Gather all lines from the material that contain "REALIZED".

*** Begin section ***

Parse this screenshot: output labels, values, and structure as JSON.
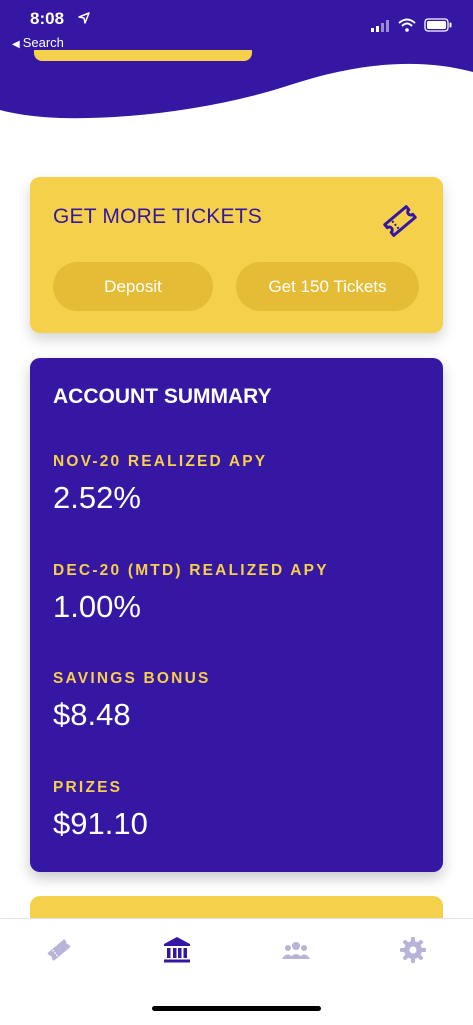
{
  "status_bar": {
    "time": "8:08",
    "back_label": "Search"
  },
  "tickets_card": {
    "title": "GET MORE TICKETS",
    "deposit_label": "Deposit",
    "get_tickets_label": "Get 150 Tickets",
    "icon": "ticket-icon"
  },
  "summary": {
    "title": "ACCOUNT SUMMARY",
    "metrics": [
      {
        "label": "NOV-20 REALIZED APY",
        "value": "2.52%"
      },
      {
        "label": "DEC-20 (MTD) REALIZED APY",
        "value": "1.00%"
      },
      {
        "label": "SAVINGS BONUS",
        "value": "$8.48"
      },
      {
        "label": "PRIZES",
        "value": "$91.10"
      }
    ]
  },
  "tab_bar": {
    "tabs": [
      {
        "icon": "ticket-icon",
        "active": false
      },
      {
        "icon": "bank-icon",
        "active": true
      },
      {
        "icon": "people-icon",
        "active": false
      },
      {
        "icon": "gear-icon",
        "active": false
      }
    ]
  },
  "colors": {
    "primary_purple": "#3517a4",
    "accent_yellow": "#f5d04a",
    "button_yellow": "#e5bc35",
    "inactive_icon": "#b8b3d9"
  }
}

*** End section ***

> **RESULT**
        "label": "NOV-20 REALIZED APY",
        "label": "DEC-20 (MTD) REALIZED APY",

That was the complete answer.